===== GIVEN INFORMATION =====

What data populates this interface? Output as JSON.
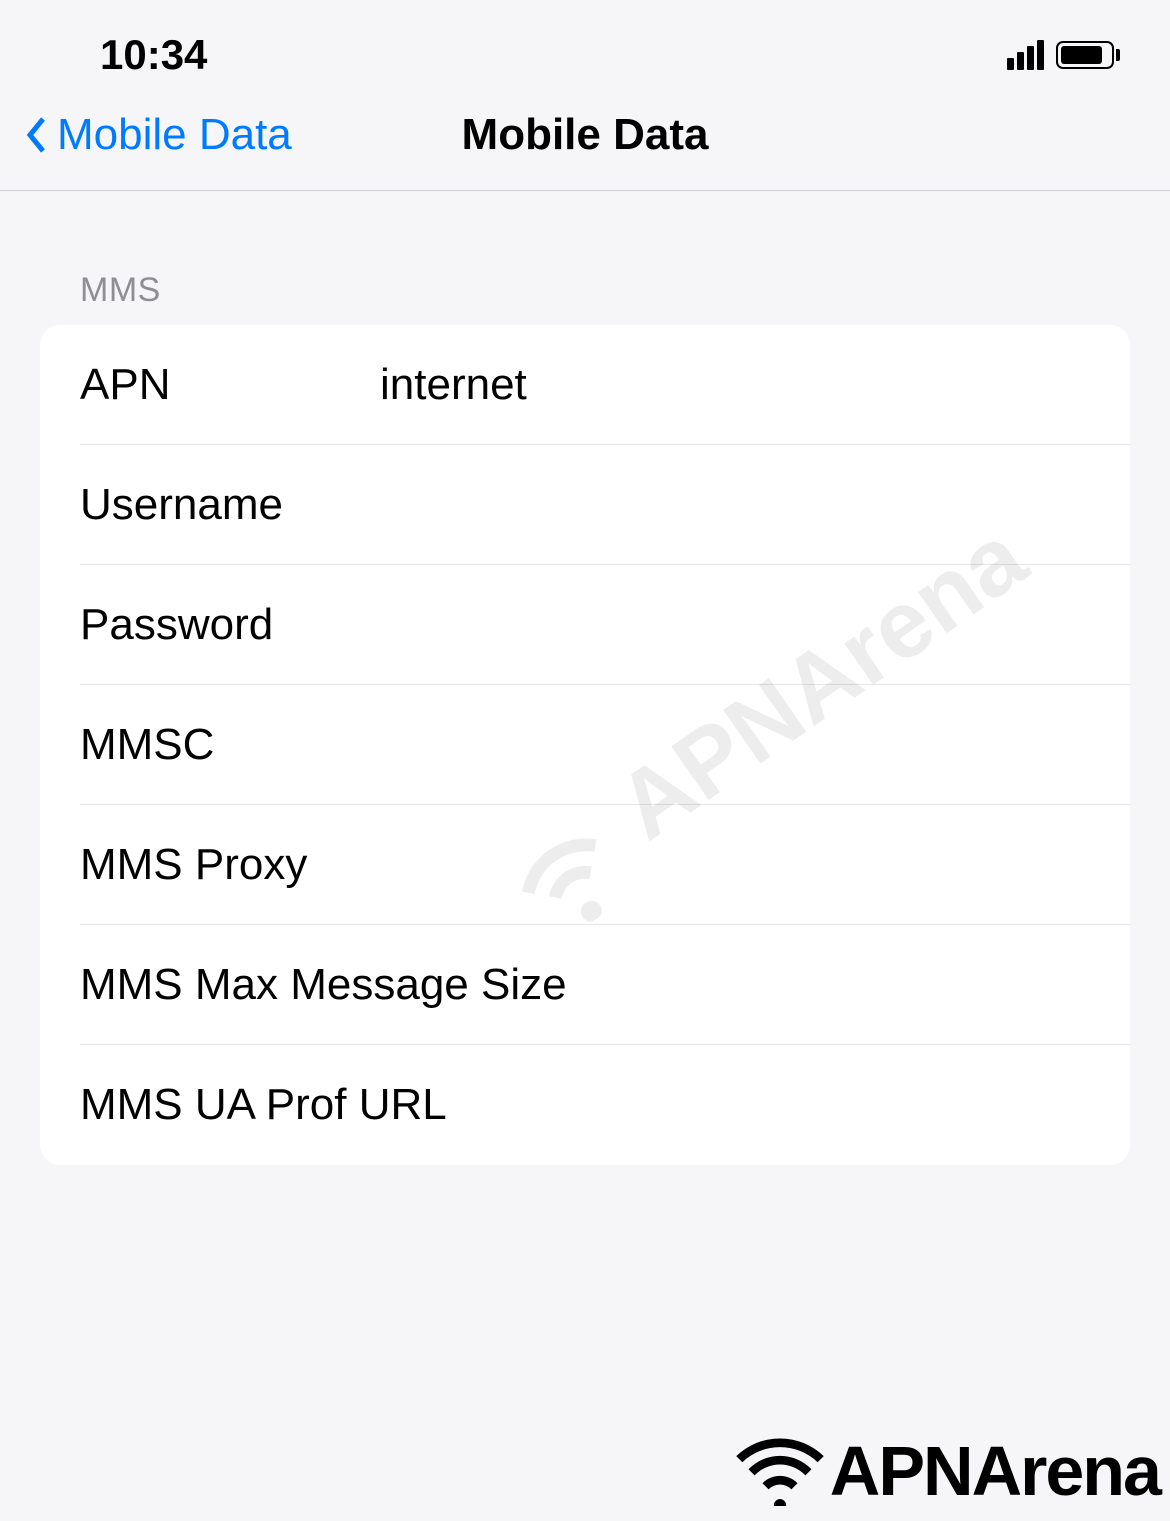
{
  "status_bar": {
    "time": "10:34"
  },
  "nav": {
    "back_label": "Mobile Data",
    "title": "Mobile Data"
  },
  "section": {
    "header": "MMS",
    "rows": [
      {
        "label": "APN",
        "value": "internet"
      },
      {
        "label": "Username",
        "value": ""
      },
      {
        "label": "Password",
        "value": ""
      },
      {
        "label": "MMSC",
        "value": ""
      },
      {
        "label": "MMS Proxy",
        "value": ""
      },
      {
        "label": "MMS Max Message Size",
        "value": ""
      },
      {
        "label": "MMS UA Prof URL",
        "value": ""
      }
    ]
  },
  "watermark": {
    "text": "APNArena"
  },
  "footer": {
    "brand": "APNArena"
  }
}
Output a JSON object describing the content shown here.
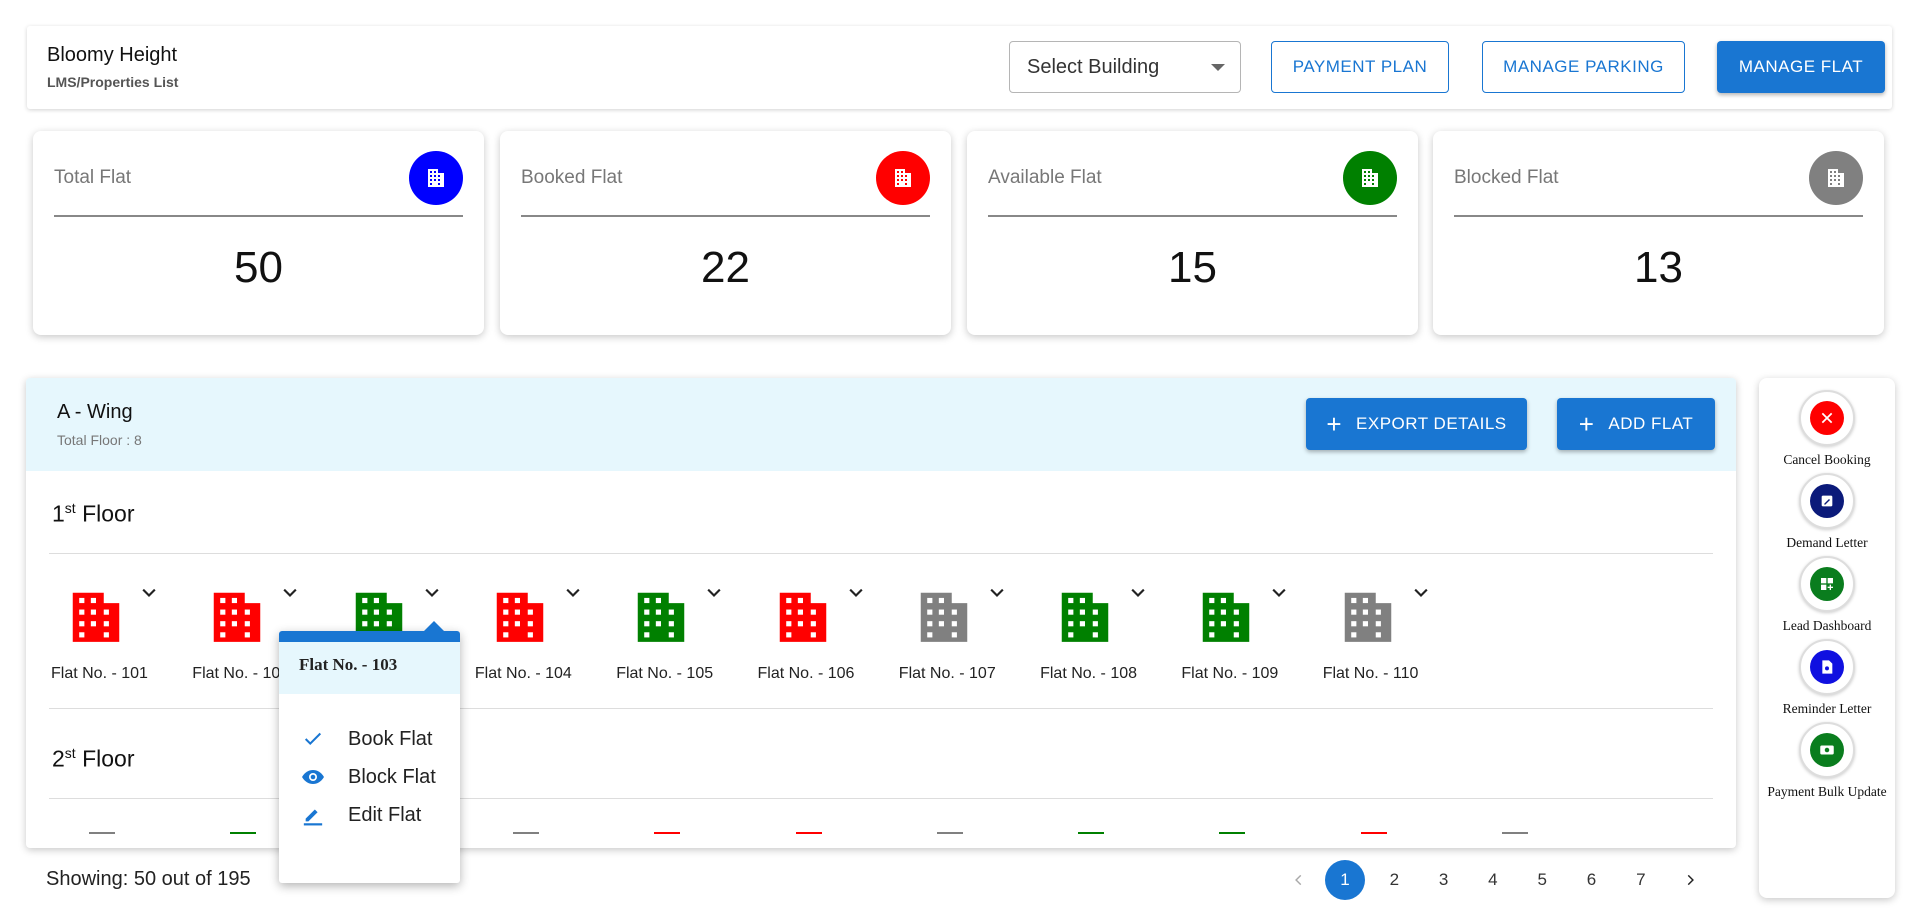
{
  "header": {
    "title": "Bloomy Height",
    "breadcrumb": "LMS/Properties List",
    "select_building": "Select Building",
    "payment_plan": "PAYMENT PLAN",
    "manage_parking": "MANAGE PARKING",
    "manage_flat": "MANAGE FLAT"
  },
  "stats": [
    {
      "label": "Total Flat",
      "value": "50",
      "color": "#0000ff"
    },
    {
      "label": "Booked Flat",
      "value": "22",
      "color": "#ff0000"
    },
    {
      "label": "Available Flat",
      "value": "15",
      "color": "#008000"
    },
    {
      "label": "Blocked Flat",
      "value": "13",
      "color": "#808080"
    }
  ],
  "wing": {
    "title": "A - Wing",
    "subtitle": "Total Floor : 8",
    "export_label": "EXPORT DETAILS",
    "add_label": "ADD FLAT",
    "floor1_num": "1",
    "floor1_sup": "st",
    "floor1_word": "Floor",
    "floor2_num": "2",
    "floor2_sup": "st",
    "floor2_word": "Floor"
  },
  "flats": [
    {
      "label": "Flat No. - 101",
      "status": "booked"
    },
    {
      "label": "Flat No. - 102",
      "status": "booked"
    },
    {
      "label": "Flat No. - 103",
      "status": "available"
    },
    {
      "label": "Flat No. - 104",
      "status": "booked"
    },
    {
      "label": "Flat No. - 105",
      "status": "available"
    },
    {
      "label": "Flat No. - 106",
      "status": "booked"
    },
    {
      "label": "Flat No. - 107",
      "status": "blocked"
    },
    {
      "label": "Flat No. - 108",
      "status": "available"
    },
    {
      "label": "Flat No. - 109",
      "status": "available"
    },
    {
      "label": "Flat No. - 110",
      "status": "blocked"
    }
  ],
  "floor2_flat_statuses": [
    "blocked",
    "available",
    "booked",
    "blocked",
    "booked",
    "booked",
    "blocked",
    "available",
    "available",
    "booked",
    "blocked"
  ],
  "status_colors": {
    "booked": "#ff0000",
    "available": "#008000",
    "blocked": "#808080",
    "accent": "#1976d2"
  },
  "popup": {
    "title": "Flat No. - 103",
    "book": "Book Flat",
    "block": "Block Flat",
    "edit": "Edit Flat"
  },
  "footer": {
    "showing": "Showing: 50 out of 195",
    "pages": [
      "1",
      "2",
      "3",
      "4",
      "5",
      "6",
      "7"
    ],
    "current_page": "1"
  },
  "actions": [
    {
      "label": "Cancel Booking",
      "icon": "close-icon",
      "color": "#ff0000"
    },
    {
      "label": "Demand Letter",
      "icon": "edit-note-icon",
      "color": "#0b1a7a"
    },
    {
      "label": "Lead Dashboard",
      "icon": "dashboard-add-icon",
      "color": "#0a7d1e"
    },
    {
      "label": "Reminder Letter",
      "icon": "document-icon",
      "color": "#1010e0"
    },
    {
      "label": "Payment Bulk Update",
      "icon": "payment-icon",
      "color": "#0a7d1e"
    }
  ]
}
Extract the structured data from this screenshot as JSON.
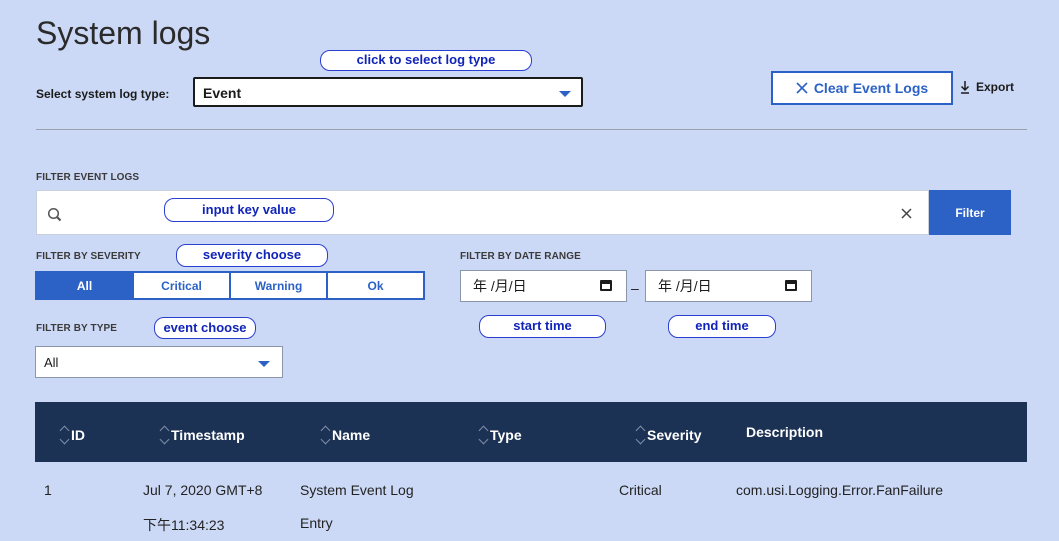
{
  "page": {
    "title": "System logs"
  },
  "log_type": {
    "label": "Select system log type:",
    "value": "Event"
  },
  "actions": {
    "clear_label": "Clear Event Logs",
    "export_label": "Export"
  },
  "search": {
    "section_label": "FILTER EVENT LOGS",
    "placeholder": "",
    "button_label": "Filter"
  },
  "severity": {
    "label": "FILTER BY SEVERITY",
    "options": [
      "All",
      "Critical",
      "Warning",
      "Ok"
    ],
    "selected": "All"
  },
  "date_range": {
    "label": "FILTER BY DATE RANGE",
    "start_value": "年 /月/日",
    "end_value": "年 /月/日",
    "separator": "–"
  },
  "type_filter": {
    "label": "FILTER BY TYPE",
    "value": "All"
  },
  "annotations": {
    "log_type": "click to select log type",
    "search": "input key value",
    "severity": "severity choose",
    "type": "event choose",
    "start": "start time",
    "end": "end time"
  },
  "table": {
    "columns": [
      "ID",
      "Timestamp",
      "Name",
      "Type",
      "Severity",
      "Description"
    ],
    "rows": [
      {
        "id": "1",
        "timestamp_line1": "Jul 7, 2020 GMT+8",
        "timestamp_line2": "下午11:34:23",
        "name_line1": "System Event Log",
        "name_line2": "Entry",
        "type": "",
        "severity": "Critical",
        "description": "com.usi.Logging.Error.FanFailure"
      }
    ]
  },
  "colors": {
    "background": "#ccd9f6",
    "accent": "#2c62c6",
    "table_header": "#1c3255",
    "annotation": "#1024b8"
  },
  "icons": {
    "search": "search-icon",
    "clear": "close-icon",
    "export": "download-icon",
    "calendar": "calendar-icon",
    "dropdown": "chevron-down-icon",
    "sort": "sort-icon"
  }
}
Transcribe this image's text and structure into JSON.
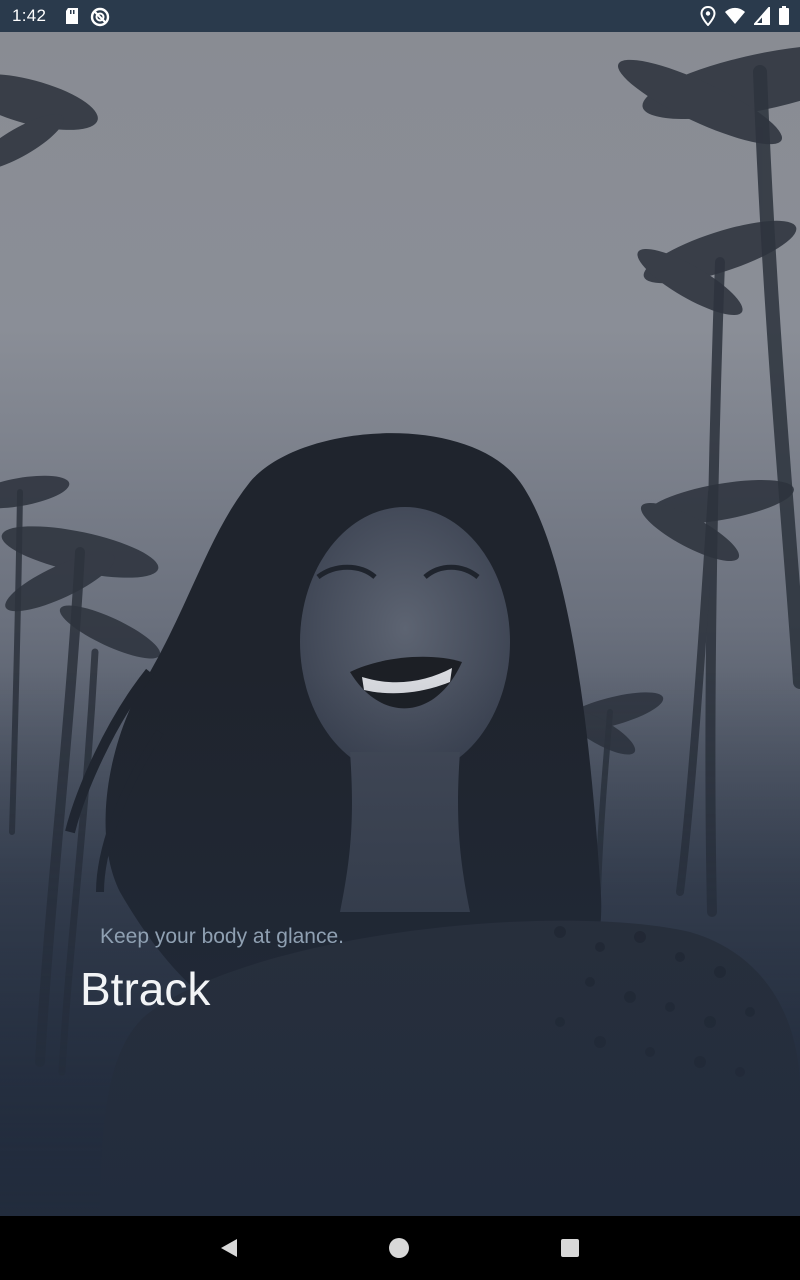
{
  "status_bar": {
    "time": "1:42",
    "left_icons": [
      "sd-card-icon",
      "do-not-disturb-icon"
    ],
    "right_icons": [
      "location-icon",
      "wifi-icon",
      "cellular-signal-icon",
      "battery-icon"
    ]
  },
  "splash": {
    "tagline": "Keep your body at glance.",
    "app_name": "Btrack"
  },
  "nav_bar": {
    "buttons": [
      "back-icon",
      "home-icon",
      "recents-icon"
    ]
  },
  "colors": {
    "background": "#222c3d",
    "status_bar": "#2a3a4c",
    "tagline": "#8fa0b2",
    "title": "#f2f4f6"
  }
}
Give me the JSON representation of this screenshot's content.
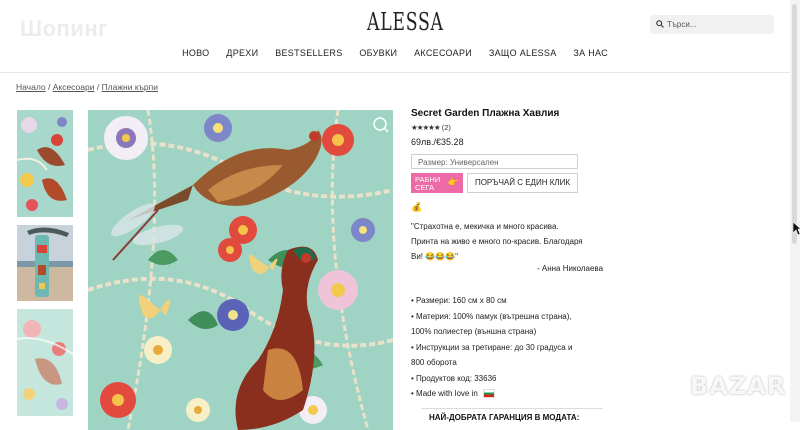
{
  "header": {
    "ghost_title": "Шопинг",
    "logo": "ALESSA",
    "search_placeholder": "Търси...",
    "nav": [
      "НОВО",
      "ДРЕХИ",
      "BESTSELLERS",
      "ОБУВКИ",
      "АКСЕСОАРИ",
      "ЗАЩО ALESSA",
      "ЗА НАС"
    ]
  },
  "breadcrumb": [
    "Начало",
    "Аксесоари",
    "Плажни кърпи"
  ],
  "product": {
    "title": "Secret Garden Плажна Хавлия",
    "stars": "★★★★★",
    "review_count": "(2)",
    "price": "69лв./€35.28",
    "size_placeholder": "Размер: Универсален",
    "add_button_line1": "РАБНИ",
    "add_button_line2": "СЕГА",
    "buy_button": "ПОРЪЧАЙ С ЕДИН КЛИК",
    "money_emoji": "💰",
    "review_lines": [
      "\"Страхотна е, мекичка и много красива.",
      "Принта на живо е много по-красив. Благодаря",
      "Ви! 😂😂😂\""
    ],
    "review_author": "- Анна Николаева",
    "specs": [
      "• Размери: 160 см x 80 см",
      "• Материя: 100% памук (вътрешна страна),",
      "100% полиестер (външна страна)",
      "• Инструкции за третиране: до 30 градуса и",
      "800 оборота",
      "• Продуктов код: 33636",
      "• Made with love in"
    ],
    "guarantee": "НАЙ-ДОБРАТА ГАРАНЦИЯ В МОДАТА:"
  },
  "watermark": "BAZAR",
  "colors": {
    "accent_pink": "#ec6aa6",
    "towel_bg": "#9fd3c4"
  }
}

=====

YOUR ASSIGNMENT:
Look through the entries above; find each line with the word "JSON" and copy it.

YOUR RESPONSE:
What data populates this interface? Output as JSON.
Output a JSON object describing the content shown here.
Extract the structured data from this screenshot as JSON.
Transcribe this image's text and structure into JSON.
Give me the JSON representation of this screenshot's content.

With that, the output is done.